Droughts can be separated into three main types: meteorological, hydrological, and agricultural drought.
Common for all types is that a drought needs to be put in context of local and seasonal characteristics, i.e. a drought should not be defined with an absolute threshold, but as an anomalous condition.
Meteorological droughts are often described using the standardized precipitation index (SPI; McKee et al, 1993), which in a standardized way describes local precipitation anomalies. It is calculated on monthly mean precipitation, and is therefore not accounting for the intensity of precipitation and the runoff process. Because SPI does not account for evaporation from the ground, it lacks one component of the water fluxes at the surface and is therefore not compatible with the concept of hydrological drought.
A hydrological drought occurs when low water supply becomes evident, especially in streams, reservoirs, and groundwater levels, usually after extended periods of meteorological drought. GCMs normally do not simulate hydrological processes in sufficient detail to give deeper insights into hydrological drought processes. Neither do they properly describe agricultural droughts, when crops become affected by the hydrological drought. However, hydrological drought can be estimated by accounting for evapotranspiration, and thereby estimate the surface retention of water. The standardized precipitation-evapotranspiration index (SPEI; Vicente-Serrano et al., 2010) has been developed to also account for temperature effects on the surface water fluxes. Evapotranspiration is not normally calculated in GCMs, so SPEI often takes other inputs to estimate the evapotranspiration. Here, the Thornthwaite (Thornthwaite, 1948) method based on temperature is applied.
Available recipes and diagnostics
Recipes are stored in recipes/
Diagnostics are stored in diag_scripts/droughtindex/
diag_spi.R: calculate the SPI index
diag_spei.R: calculate the SPEI index
Required settings (script)
reference_dataset: dataset_name The reference data set acts as a baseline for calculating model bias.
Required settings (script)
pr (atmos, monthly mean, time latitude longitude)
tas (atmos, monthly mean, time latitude longitude)
McKee, T. B., Doesken, N. J., & Kleist, J. (1993). The relationship of drought frequency and duration to time scales.
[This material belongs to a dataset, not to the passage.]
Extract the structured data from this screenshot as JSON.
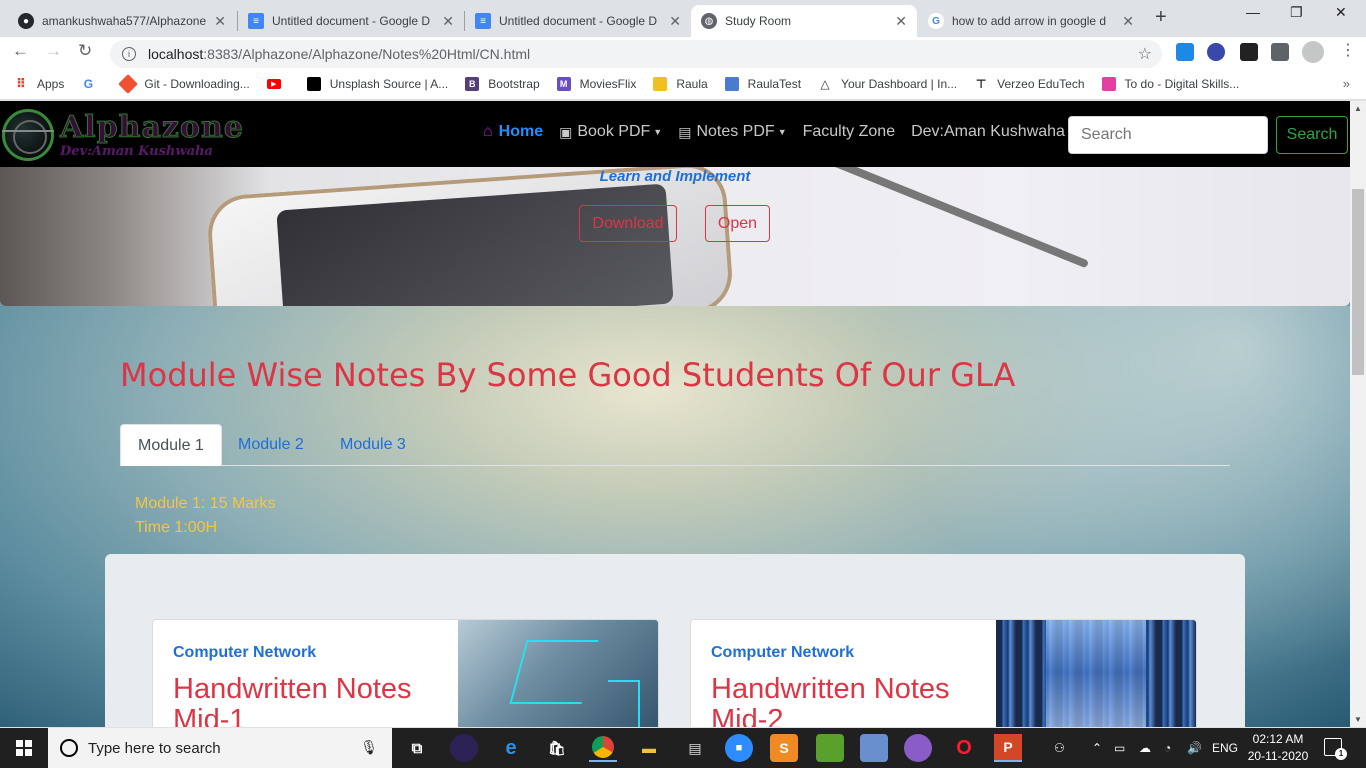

In Proceedings of the 8th Conference on Applied Climatology (Vol. 17, No. 22, pp. 179-183). Boston, MA: American Meteorological Society.
Vicente-Serrano, S. M., Beguería, S., & López-Moreno, J. I. (2010). A multiscalar drought index sensitive to global warming: the standardized precipitation evapotranspiration index. Journal of climate, 23(7), 1696-1718.